Find every line in the records that holds the string "Microsoft". Copy each one.
-*-
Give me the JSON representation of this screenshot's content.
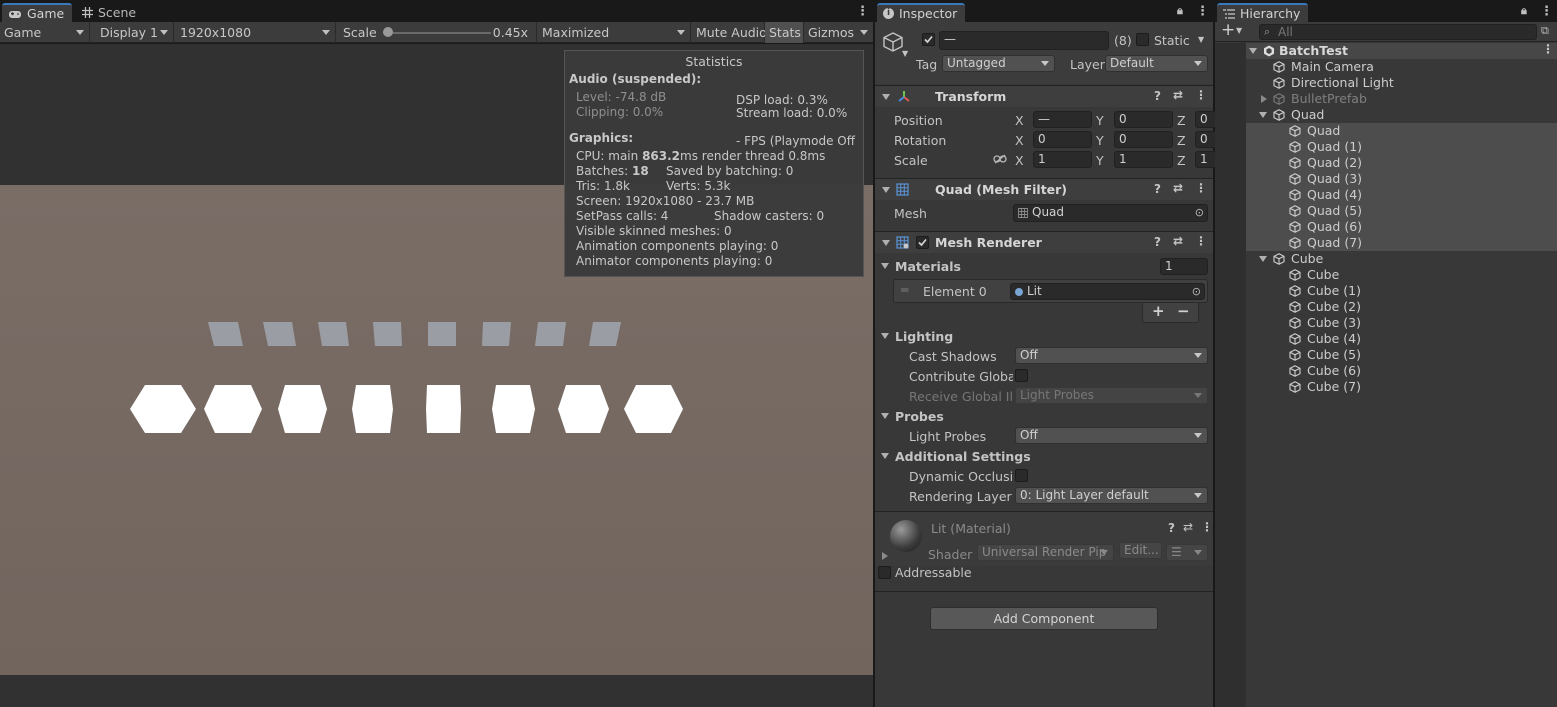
{
  "game_panel": {
    "tabs": [
      {
        "label": "Game",
        "icon": "gamepad-icon"
      },
      {
        "label": "Scene",
        "icon": "grid-icon"
      }
    ],
    "toolbar": {
      "mode": "Game",
      "display": "Display 1",
      "resolution": "1920x1080",
      "scale_label": "Scale",
      "scale_value": "0.45x",
      "scale_fraction": 0.05,
      "maximize": "Maximized",
      "mute": "Mute Audio",
      "stats": "Stats",
      "gizmos": "Gizmos"
    },
    "statistics": {
      "title": "Statistics",
      "audio_header": "Audio (suspended):",
      "level": "Level: -74.8 dB",
      "clipping": "Clipping: 0.0%",
      "dsp": "DSP load: 0.3%",
      "stream": "Stream load: 0.0%",
      "graphics_header": "Graphics:",
      "fps": "- FPS (Playmode Off",
      "cpu_prefix": "CPU: main ",
      "cpu_main": "863.2",
      "cpu_suffix": "ms  render thread 0.8ms",
      "batches_prefix": "Batches: ",
      "batches": "18",
      "saved": "Saved by batching: 0",
      "tris": "Tris: 1.8k",
      "verts": "Verts: 5.3k",
      "screen": "Screen: 1920x1080 - 23.7 MB",
      "setpass": "SetPass calls: 4",
      "shadow": "Shadow casters: 0",
      "skinned": "Visible skinned meshes: 0",
      "anim": "Animation components playing: 0",
      "animator": "Animator components playing: 0"
    }
  },
  "inspector": {
    "tab_label": "Inspector",
    "object_name": "—",
    "count": "(8)",
    "static_label": "Static",
    "tag_label": "Tag",
    "tag_value": "Untagged",
    "layer_label": "Layer",
    "layer_value": "Default",
    "transform": {
      "title": "Transform",
      "rows": [
        {
          "label": "Position",
          "x": "—",
          "y": "0",
          "z": "0"
        },
        {
          "label": "Rotation",
          "x": "0",
          "y": "0",
          "z": "0"
        },
        {
          "label": "Scale",
          "x": "1",
          "y": "1",
          "z": "1"
        }
      ],
      "axis_x": "X",
      "axis_y": "Y",
      "axis_z": "Z"
    },
    "mesh_filter": {
      "title": "Quad (Mesh Filter)",
      "mesh_label": "Mesh",
      "mesh_value": "Quad"
    },
    "mesh_renderer": {
      "title": "Mesh Renderer",
      "materials_label": "Materials",
      "materials_count": "1",
      "element_label": "Element 0",
      "element_value": "Lit",
      "add": "+",
      "remove": "−",
      "lighting_label": "Lighting",
      "cast_shadows_label": "Cast Shadows",
      "cast_shadows_value": "Off",
      "contribute_label": "Contribute Global I",
      "receive_label": "Receive Global Illu",
      "receive_value": "Light Probes",
      "probes_label": "Probes",
      "light_probes_label": "Light Probes",
      "light_probes_value": "Off",
      "additional_label": "Additional Settings",
      "dynamic_label": "Dynamic Occlusion",
      "rendering_layer_label": "Rendering Layer M",
      "rendering_layer_value": "0: Light Layer default"
    },
    "material": {
      "title": "Lit (Material)",
      "shader_label": "Shader",
      "shader_value": "Universal Render Pip",
      "edit": "Edit..."
    },
    "addressable": "Addressable",
    "add_component": "Add Component"
  },
  "hierarchy": {
    "tab_label": "Hierarchy",
    "search_placeholder": "All",
    "scene": "BatchTest",
    "items": [
      {
        "label": "Main Camera",
        "depth": 1
      },
      {
        "label": "Directional Light",
        "depth": 1
      },
      {
        "label": "BulletPrefab",
        "depth": 1,
        "dim": true,
        "collapsed": true
      },
      {
        "label": "Quad",
        "depth": 1,
        "expanded": true
      },
      {
        "label": "Quad",
        "depth": 2,
        "selected": true
      },
      {
        "label": "Quad (1)",
        "depth": 2,
        "selected": true
      },
      {
        "label": "Quad (2)",
        "depth": 2,
        "selected": true
      },
      {
        "label": "Quad (3)",
        "depth": 2,
        "selected": true
      },
      {
        "label": "Quad (4)",
        "depth": 2,
        "selected": true
      },
      {
        "label": "Quad (5)",
        "depth": 2,
        "selected": true
      },
      {
        "label": "Quad (6)",
        "depth": 2,
        "selected": true
      },
      {
        "label": "Quad (7)",
        "depth": 2,
        "selected": true
      },
      {
        "label": "Cube",
        "depth": 1,
        "expanded": true
      },
      {
        "label": "Cube",
        "depth": 2
      },
      {
        "label": "Cube (1)",
        "depth": 2
      },
      {
        "label": "Cube (2)",
        "depth": 2
      },
      {
        "label": "Cube (3)",
        "depth": 2
      },
      {
        "label": "Cube (4)",
        "depth": 2
      },
      {
        "label": "Cube (5)",
        "depth": 2
      },
      {
        "label": "Cube (6)",
        "depth": 2
      },
      {
        "label": "Cube (7)",
        "depth": 2
      }
    ]
  },
  "colors": {
    "accent": "#3a79bb",
    "selection": "#4d4d4d",
    "game_bg": "#73665f",
    "quad_gray": "#9a9ea4"
  }
}
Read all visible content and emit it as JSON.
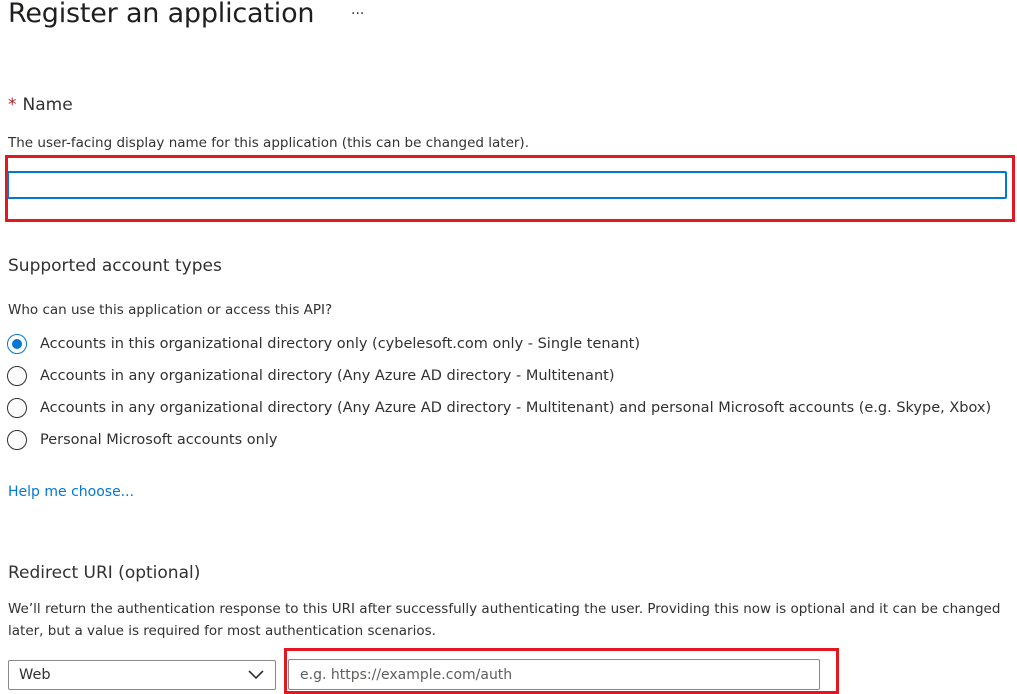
{
  "header": {
    "title": "Register an application",
    "more_label": "···"
  },
  "name_section": {
    "required_marker": "*",
    "label": "Name",
    "description": "The user-facing display name for this application (this can be changed later).",
    "value": "",
    "focus_color": "#0078d4"
  },
  "account_types": {
    "heading": "Supported account types",
    "question": "Who can use this application or access this API?",
    "options": [
      {
        "label": "Accounts in this organizational directory only (cybelesoft.com only - Single tenant)",
        "selected": true
      },
      {
        "label": "Accounts in any organizational directory (Any Azure AD directory - Multitenant)",
        "selected": false
      },
      {
        "label": "Accounts in any organizational directory (Any Azure AD directory - Multitenant) and personal Microsoft accounts (e.g. Skype, Xbox)",
        "selected": false
      },
      {
        "label": "Personal Microsoft accounts only",
        "selected": false
      }
    ],
    "help_link": "Help me choose..."
  },
  "redirect": {
    "heading": "Redirect URI (optional)",
    "description": "We’ll return the authentication response to this URI after successfully authenticating the user. Providing this now is optional and it can be changed later, but a value is required for most authentication scenarios.",
    "platform_selected": "Web",
    "uri_placeholder": "e.g. https://example.com/auth",
    "uri_value": ""
  },
  "colors": {
    "accent": "#0078d4",
    "highlight_box": "#e3171f",
    "required": "#a4262c",
    "link": "#0078d4"
  },
  "icons": {
    "chevron": "chevron-down-icon",
    "more": "more-icon"
  }
}
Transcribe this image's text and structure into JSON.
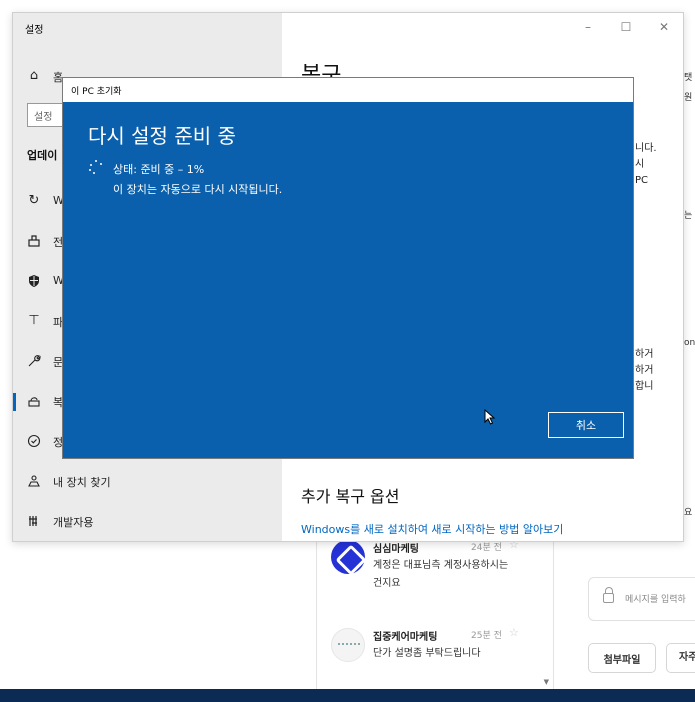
{
  "background_chat": {
    "items": [
      {
        "name": "심심마케팅",
        "time": "24분 전",
        "star": "☆",
        "message": "계정은 대표님측 계정사용하시는건지요"
      },
      {
        "name": "집중케어마케팅",
        "time": "25분 전",
        "star": "☆",
        "message": "단가 설명좀 부탁드립니다"
      }
    ],
    "message_placeholder": "메시지를 입력하",
    "attach_label": "첨부파일",
    "second_button_label": "자주",
    "peek_texts": [
      "탯",
      "원",
      "는",
      "on",
      "요"
    ]
  },
  "settings": {
    "window_title": "설정",
    "controls": {
      "minimize": "–",
      "maximize": "☐",
      "close": "✕"
    },
    "search_placeholder": "설정",
    "section_label": "업데이",
    "nav": [
      {
        "label": "홈",
        "icon": "home-icon"
      },
      {
        "label": "W",
        "icon": "sync-icon"
      },
      {
        "label": "전",
        "icon": "delivery-icon"
      },
      {
        "label": "W",
        "icon": "shield-icon"
      },
      {
        "label": "파",
        "icon": "upload-icon"
      },
      {
        "label": "문",
        "icon": "wrench-icon"
      },
      {
        "label": "복",
        "icon": "recovery-icon"
      },
      {
        "label": "정",
        "icon": "check-circle-icon"
      },
      {
        "label": "내 장치 찾기",
        "icon": "find-device-icon"
      },
      {
        "label": "개발자용",
        "icon": "developer-icon"
      }
    ],
    "content_heading": "복구",
    "side_text_top": [
      "니다.",
      "시",
      "PC"
    ],
    "side_text_mid": [
      "하거",
      "하거",
      "합니"
    ],
    "extra_heading": "추가 복구 옵션",
    "extra_link": "Windows를 새로 설치하여 새로 시작하는 방법 알아보기"
  },
  "dialog": {
    "title": "이 PC 초기화",
    "heading": "다시 설정 준비 중",
    "status": "상태: 준비 중 – 1%",
    "restart_note": "이 장치는 자동으로 다시 시작됩니다.",
    "cancel_label": "취소"
  },
  "colors": {
    "dialog_blue": "#0a60ac",
    "accent": "#0067c0",
    "taskbar": "#0b2a54"
  }
}
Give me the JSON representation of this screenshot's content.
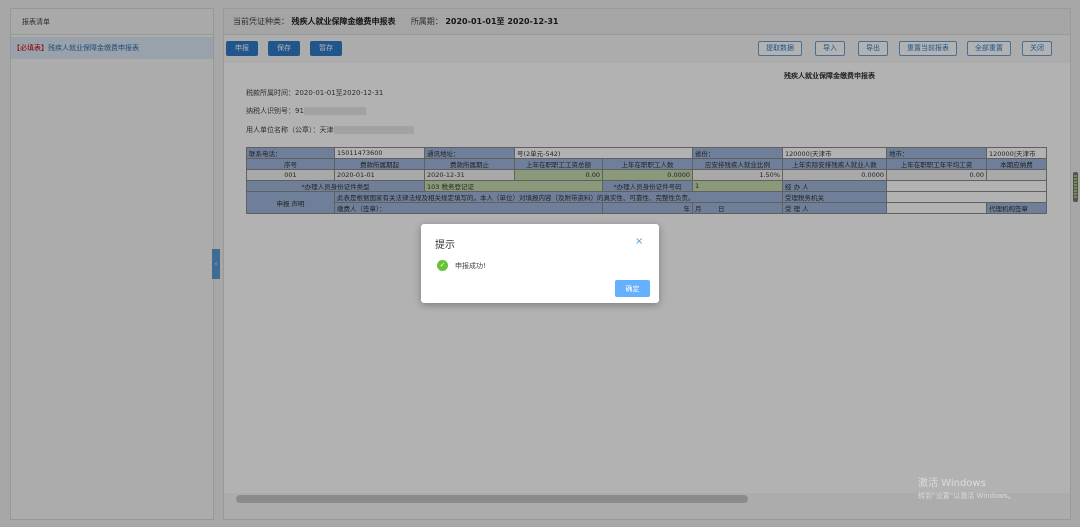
{
  "sidebar": {
    "title": "报表清单",
    "items": [
      {
        "tag": "【必填表】",
        "label": "残疾人就业保障金缴费申报表"
      }
    ]
  },
  "topbar": {
    "voucher_label": "当前凭证种类：",
    "voucher_value": "残疾人就业保障金缴费申报表",
    "period_label": "所属期：",
    "period_value": "2020-01-01至 2020-12-31"
  },
  "toolbar": {
    "left_buttons": [
      "申报",
      "保存",
      "暂存"
    ],
    "right_buttons": [
      "提取数据",
      "导入",
      "导出",
      "重置当前报表",
      "全部重置",
      "关闭"
    ]
  },
  "form": {
    "title": "残疾人就业保障金缴费申报表",
    "period_line": "税款所属时间：2020-01-01至2020-12-31",
    "taxpayer_id_label": "纳税人识别号：91",
    "employer_label": "用人单位名称（公章）：天津",
    "row1": {
      "phone_label": "联系电话：",
      "phone_value": "15011473600",
      "address_label": "通讯地址：",
      "address_value": "号(2单元-542)",
      "province_label": "省份：",
      "province_value": "120000|天津市",
      "city_label": "地市：",
      "city_value": "120000|天津市"
    },
    "headers": [
      "序号",
      "费款所属期起",
      "费款所属期止",
      "上年在职职工工资总额",
      "上年在职职工人数",
      "应安排残疾人就业比例",
      "上年实际安排残疾人就业人数",
      "上年在职职工年平均工资",
      "本期应纳费"
    ],
    "data_row": [
      "001",
      "2020-01-01",
      "2020-12-31",
      "0.00",
      "0.0000",
      "1.50%",
      "0.0000",
      "0.00",
      ""
    ],
    "agent_doc_type_label": "*办理人员身份证件类型",
    "agent_doc_type_value": "103 税务登记证",
    "agent_doc_no_label": "*办理人员身份证件号码",
    "agent_doc_no_value": "1",
    "handler_label": "经 办 人",
    "declaration_label": "申报 声明",
    "declaration_text": "此表是根据国家有关法律法规及相关规定填写的。本人（单位）对填报内容（及附带资料）的真实性、可靠性、完整性负责。",
    "tax_authority_label": "受理税务机关",
    "signer_label": "缴费人（签章）：",
    "year_label": "年",
    "month_label": "月",
    "day_label": "日",
    "acceptor_label": "受 理 人",
    "agent_seal_label": "代理机构签章"
  },
  "dialog": {
    "title": "提示",
    "message": "申报成功!",
    "ok_label": "确定",
    "close_glyph": "×",
    "icon": "check-circle-icon"
  },
  "watermark": {
    "line1": "激活 Windows",
    "line2": "转到“设置”以激活 Windows。"
  },
  "colors": {
    "primary": "#2f7cc9",
    "table_header": "#9fb7dc",
    "green_cell": "#c8dcb0",
    "success": "#67c23a",
    "ok_button": "#66b1ff"
  }
}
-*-
| EXERCISE SOLUTION |
        "label": "Accounts in any organizational directory (Any Azure AD directory - Multitenant) and personal Microsoft accounts (e.g. Skype, Xbox)",
        "label": "Personal Microsoft accounts only",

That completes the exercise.